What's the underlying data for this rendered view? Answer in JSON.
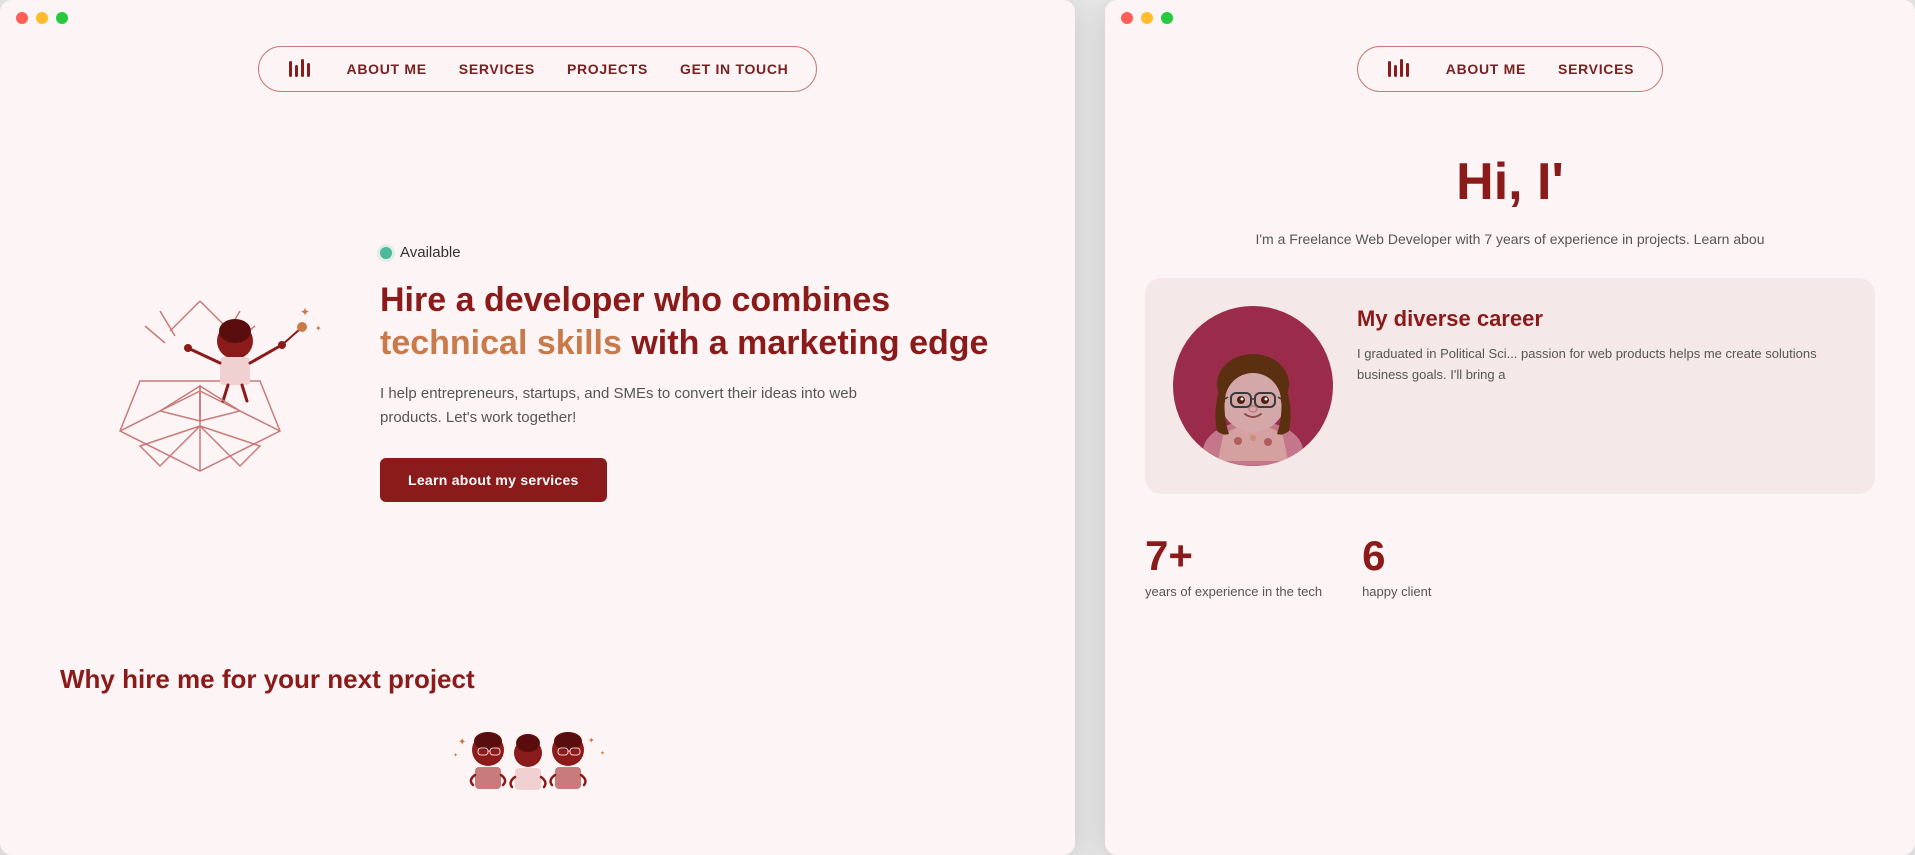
{
  "left_window": {
    "nav": {
      "logo_icon": "ℹ",
      "items": [
        {
          "label": "ABOUT ME",
          "id": "about"
        },
        {
          "label": "SERVICES",
          "id": "services"
        },
        {
          "label": "PROJECTS",
          "id": "projects"
        },
        {
          "label": "GET IN TOUCH",
          "id": "contact"
        }
      ]
    },
    "hero": {
      "available_text": "Available",
      "title_part1": "Hire a developer who combines",
      "title_part2": "technical skills",
      "title_part3": "with a marketing edge",
      "subtitle": "I help entrepreneurs, startups, and SMEs to convert their ideas into web products. Let's work together!",
      "cta_label": "Learn about my services"
    },
    "why_section": {
      "title": "Why hire me for your next project"
    }
  },
  "right_window": {
    "nav": {
      "logo_icon": "ℹ",
      "items": [
        {
          "label": "ABOUT ME",
          "id": "about"
        },
        {
          "label": "SERVICES",
          "id": "services"
        }
      ]
    },
    "hero": {
      "greeting": "Hi, I'",
      "intro": "I'm a Freelance Web Developer with 7 years of experience in projects. Learn abou"
    },
    "about_card": {
      "career_title": "My diverse career",
      "career_text": "I graduated in Political Sci... passion for web products helps me create solutions business goals. I'll bring a"
    },
    "stats": [
      {
        "number": "7+",
        "label": "years of experience in the tech"
      },
      {
        "number": "6",
        "label": "happy client"
      }
    ]
  },
  "colors": {
    "brand_dark": "#8b1a1a",
    "brand_medium": "#c97a4a",
    "brand_light": "#f5e8e8",
    "available_green": "#4db89a",
    "text_muted": "#555555"
  }
}
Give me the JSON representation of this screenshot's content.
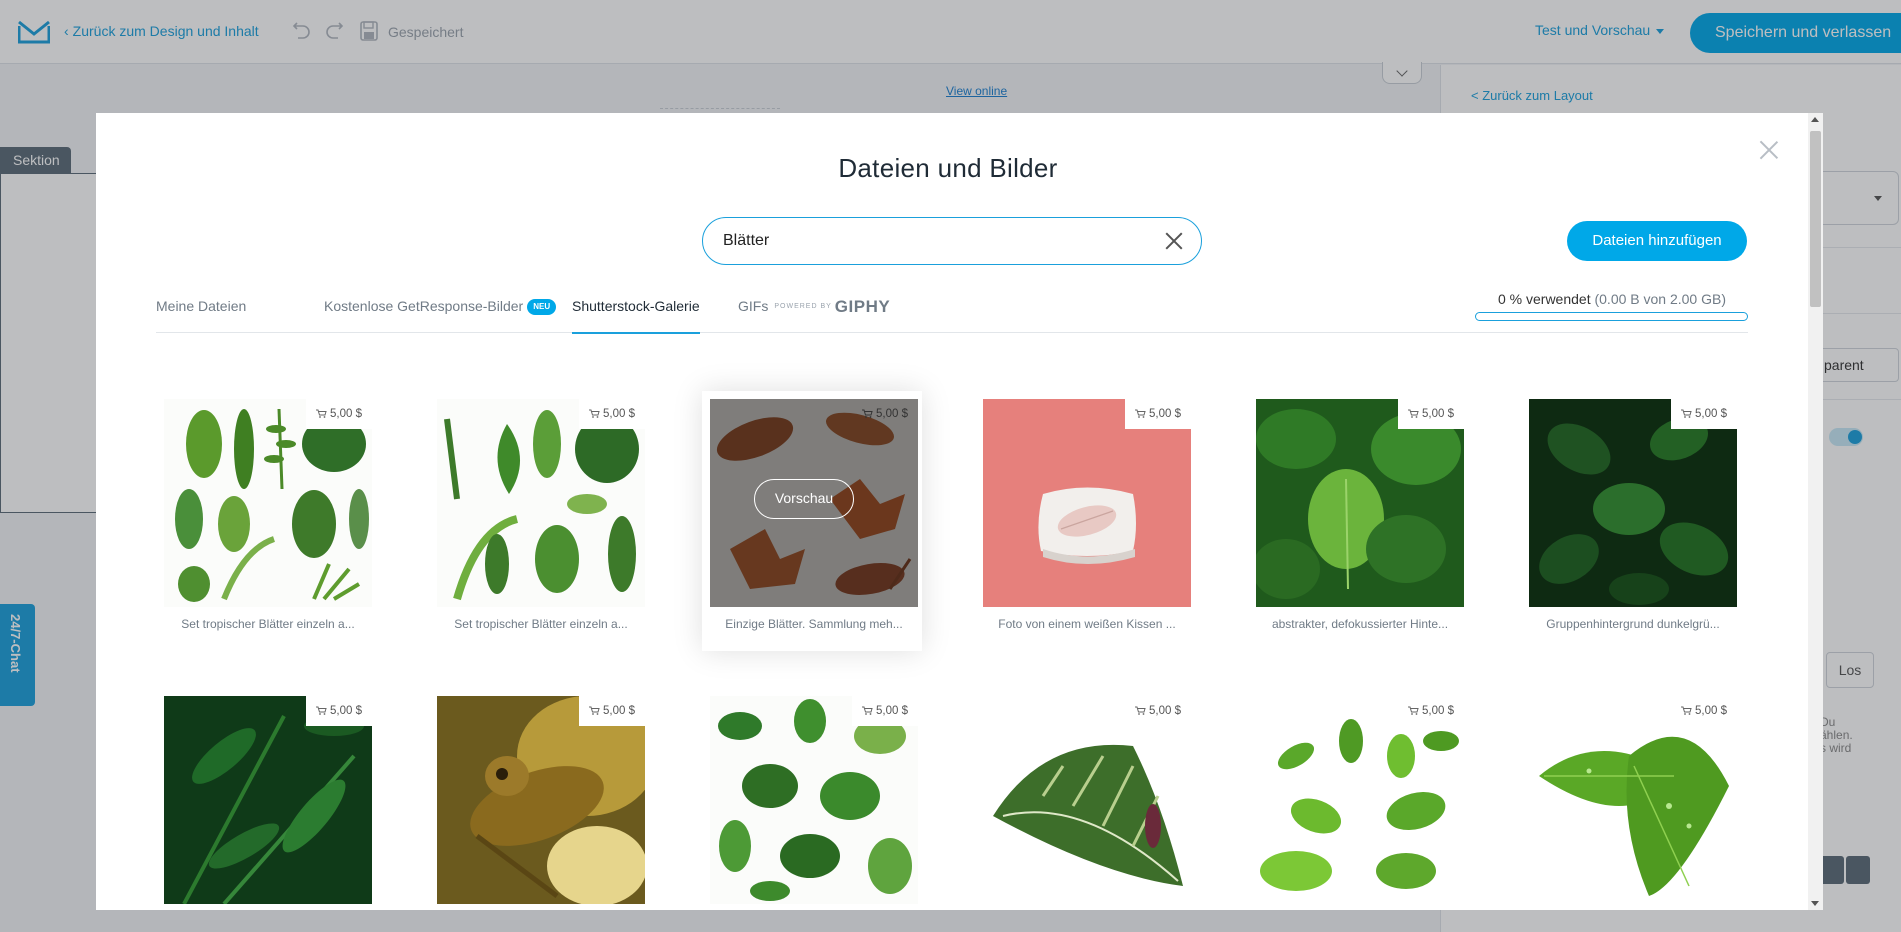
{
  "topbar": {
    "back_label": "Zurück zum Design und Inhalt",
    "saved_label": "Gespeichert",
    "preview_menu_label": "Test und Vorschau",
    "save_exit_label": "Speichern und verlassen"
  },
  "editor": {
    "view_online_label": "View online",
    "section_label": "Sektion",
    "chat_label": "24/7-Chat"
  },
  "right_panel": {
    "back_label": "< Zurück zum Layout",
    "transparent_label": "parent",
    "los_label": "Los",
    "note_lines": [
      "Du",
      "ählen.",
      "s wird"
    ]
  },
  "modal": {
    "title": "Dateien und Bilder",
    "search": {
      "value": "Blätter"
    },
    "add_files_label": "Dateien hinzufügen",
    "tabs": [
      {
        "label": "Meine Dateien"
      },
      {
        "label": "Kostenlose GetResponse-Bilder",
        "badge": "NEU"
      },
      {
        "label": "Shutterstock-Galerie"
      },
      {
        "label": "GIFs",
        "powered": "POWERED BY",
        "brand": "GIPHY"
      }
    ],
    "usage": {
      "percent_text": "0 % verwendet",
      "detail_text": "(0.00 B von 2.00 GB)",
      "fraction": 0.0
    },
    "preview_label": "Vorschau",
    "images": [
      {
        "title": "Set tropischer Blätter einzeln a...",
        "price": "5,00 $",
        "theme": "tropical-leaves-set"
      },
      {
        "title": "Set tropischer Blätter einzeln a...",
        "price": "5,00 $",
        "theme": "tropical-leaves-set-2"
      },
      {
        "title": "Einzige Blätter. Sammlung meh...",
        "price": "5,00 $",
        "theme": "autumn-leaves"
      },
      {
        "title": "Foto von einem weißen Kissen ...",
        "price": "5,00 $",
        "theme": "pillow-pink"
      },
      {
        "title": "abstrakter, defokussierter Hinte...",
        "price": "5,00 $",
        "theme": "defocused-green"
      },
      {
        "title": "Gruppenhintergrund dunkelgrü...",
        "price": "5,00 $",
        "theme": "dark-green"
      },
      {
        "title": "",
        "price": "5,00 $",
        "theme": "fern-dark"
      },
      {
        "title": "",
        "price": "5,00 $",
        "theme": "grasshopper"
      },
      {
        "title": "",
        "price": "5,00 $",
        "theme": "monstera-pattern"
      },
      {
        "title": "",
        "price": "5,00 $",
        "theme": "calathea-leaf"
      },
      {
        "title": "",
        "price": "5,00 $",
        "theme": "tea-leaves"
      },
      {
        "title": "",
        "price": "5,00 $",
        "theme": "fresh-leaf-drops"
      }
    ]
  },
  "colors": {
    "accent": "#00a8e8",
    "link": "#1aa0dc"
  }
}
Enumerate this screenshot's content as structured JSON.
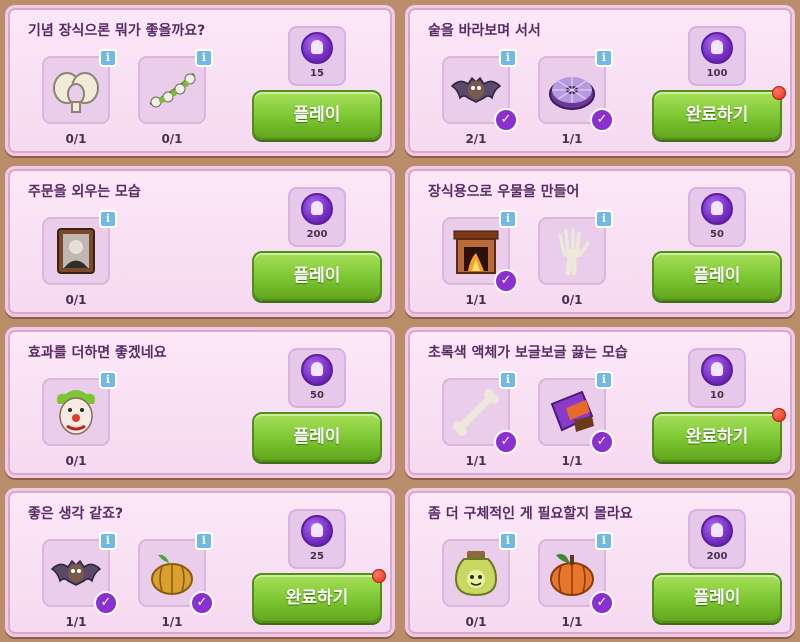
{
  "quests": [
    {
      "title": "기념 장식으론 뭐가 좋을까요?",
      "items": [
        {
          "icon": "pelvis-bone-icon",
          "count": "0/1",
          "done": false
        },
        {
          "icon": "garland-icon",
          "count": "0/1",
          "done": false
        }
      ],
      "reward": "15",
      "button": "플레이",
      "alert": false
    },
    {
      "title": "숱을 바라보며 서서",
      "items": [
        {
          "icon": "bat-icon",
          "count": "2/1",
          "done": true
        },
        {
          "icon": "web-donut-icon",
          "count": "1/1",
          "done": true
        }
      ],
      "reward": "100",
      "button": "완료하기",
      "alert": true
    },
    {
      "title": "주문을 외우는 모습",
      "items": [
        {
          "icon": "portrait-icon",
          "count": "0/1",
          "done": false
        }
      ],
      "reward": "200",
      "button": "플레이",
      "alert": false
    },
    {
      "title": "장식용으로 우물을 만들어",
      "items": [
        {
          "icon": "fireplace-icon",
          "count": "1/1",
          "done": true
        },
        {
          "icon": "skeleton-hand-icon",
          "count": "0/1",
          "done": false
        }
      ],
      "reward": "50",
      "button": "플레이",
      "alert": false
    },
    {
      "title": "효과를 더하면 좋겠네요",
      "items": [
        {
          "icon": "clown-mask-icon",
          "count": "0/1",
          "done": false
        }
      ],
      "reward": "50",
      "button": "플레이",
      "alert": false
    },
    {
      "title": "초록색 액체가 보글보글 끓는 모습",
      "items": [
        {
          "icon": "bone-icon",
          "count": "1/1",
          "done": true
        },
        {
          "icon": "candy-bar-icon",
          "count": "1/1",
          "done": true
        }
      ],
      "reward": "10",
      "button": "완료하기",
      "alert": true
    },
    {
      "title": "좋은 생각 같죠?",
      "items": [
        {
          "icon": "bat-icon",
          "count": "1/1",
          "done": true
        },
        {
          "icon": "pumpkin-icon",
          "count": "1/1",
          "done": true
        }
      ],
      "reward": "25",
      "button": "완료하기",
      "alert": true
    },
    {
      "title": "좀 더 구체적인 게 필요할지 몰라요",
      "items": [
        {
          "icon": "potion-jar-icon",
          "count": "0/1",
          "done": false
        },
        {
          "icon": "orange-pumpkin-icon",
          "count": "1/1",
          "done": true
        }
      ],
      "reward": "200",
      "button": "플레이",
      "alert": false
    }
  ],
  "ui": {
    "info_glyph": "i",
    "check_glyph": "✓"
  },
  "colors": {
    "button_green": "#7cc631",
    "coin_purple": "#7a2fc8",
    "card_pink": "#f6d9f1",
    "alert_red": "#e52a12"
  }
}
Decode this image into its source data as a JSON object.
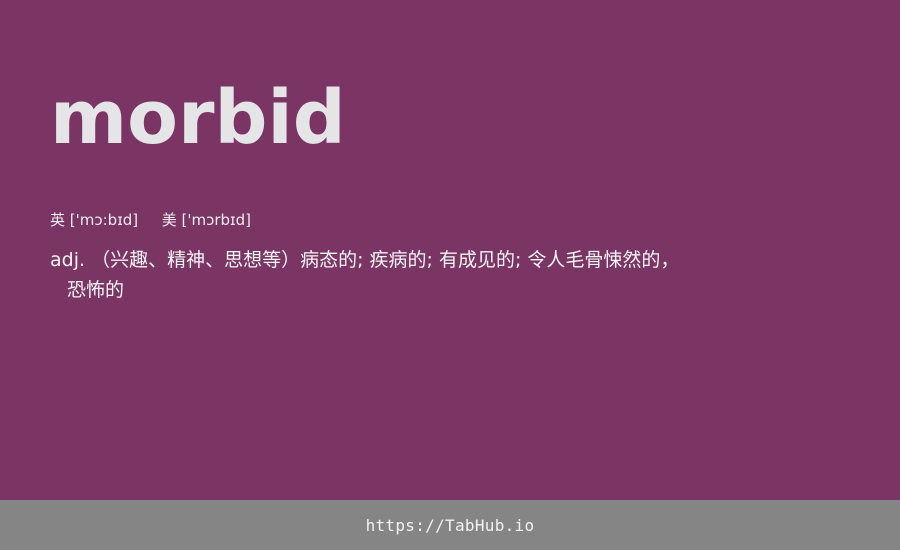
{
  "entry": {
    "word": "morbid",
    "phonetics": {
      "uk_label": "英",
      "uk_ipa": "['mɔ:bɪd]",
      "us_label": "美",
      "us_ipa": "['mɔrbɪd]"
    },
    "definition": {
      "pos": "adj.",
      "line1": "（兴趣、精神、思想等）病态的; 疾病的; 有成见的; 令人毛骨悚然的，",
      "line2": "恐怖的"
    }
  },
  "footer": {
    "link": "https://TabHub.io"
  },
  "colors": {
    "background": "#7b3565",
    "footer_bg": "#858585",
    "word": "#e5e5e7"
  }
}
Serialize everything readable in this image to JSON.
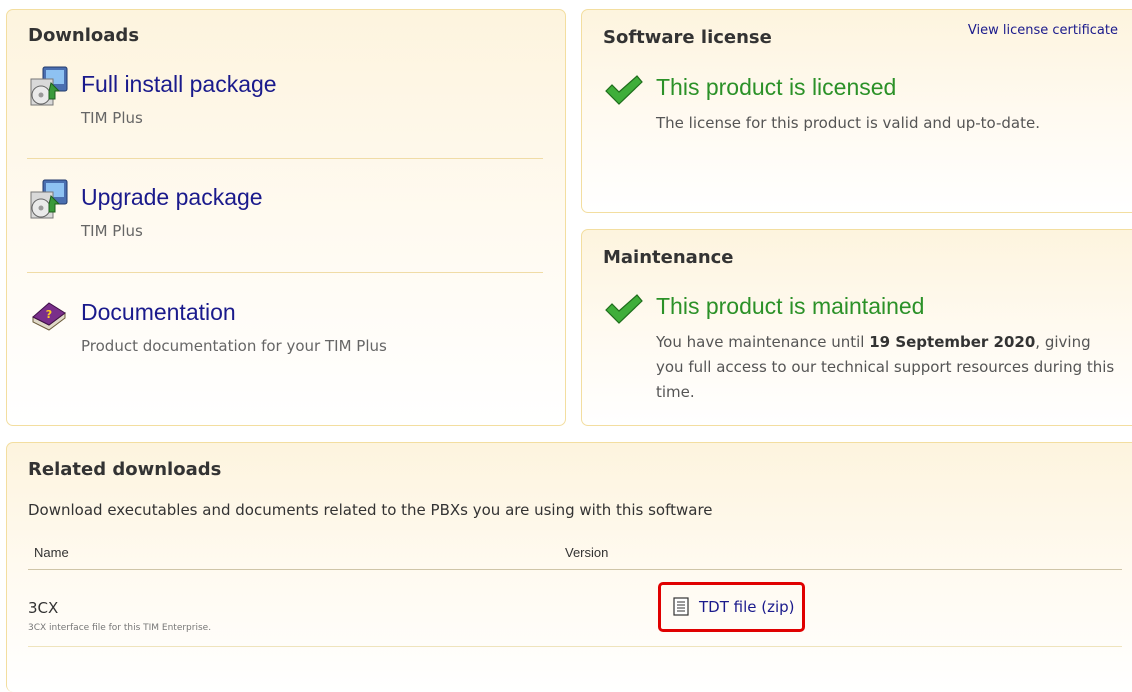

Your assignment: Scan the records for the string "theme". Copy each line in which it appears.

Result of the exercise:
        "theme": "tropical-leaves-set"
        "theme": "tropical-leaves-set-2"
        "theme": "autumn-leaves"
        "theme": "pillow-pink"
        "theme": "defocused-green"
        "theme": "dark-green"
        "theme": "fern-dark"
        "theme": "grasshopper"
        "theme": "monstera-pattern"
        "theme": "calathea-leaf"
        "theme": "tea-leaves"
        "theme": "fresh-leaf-drops"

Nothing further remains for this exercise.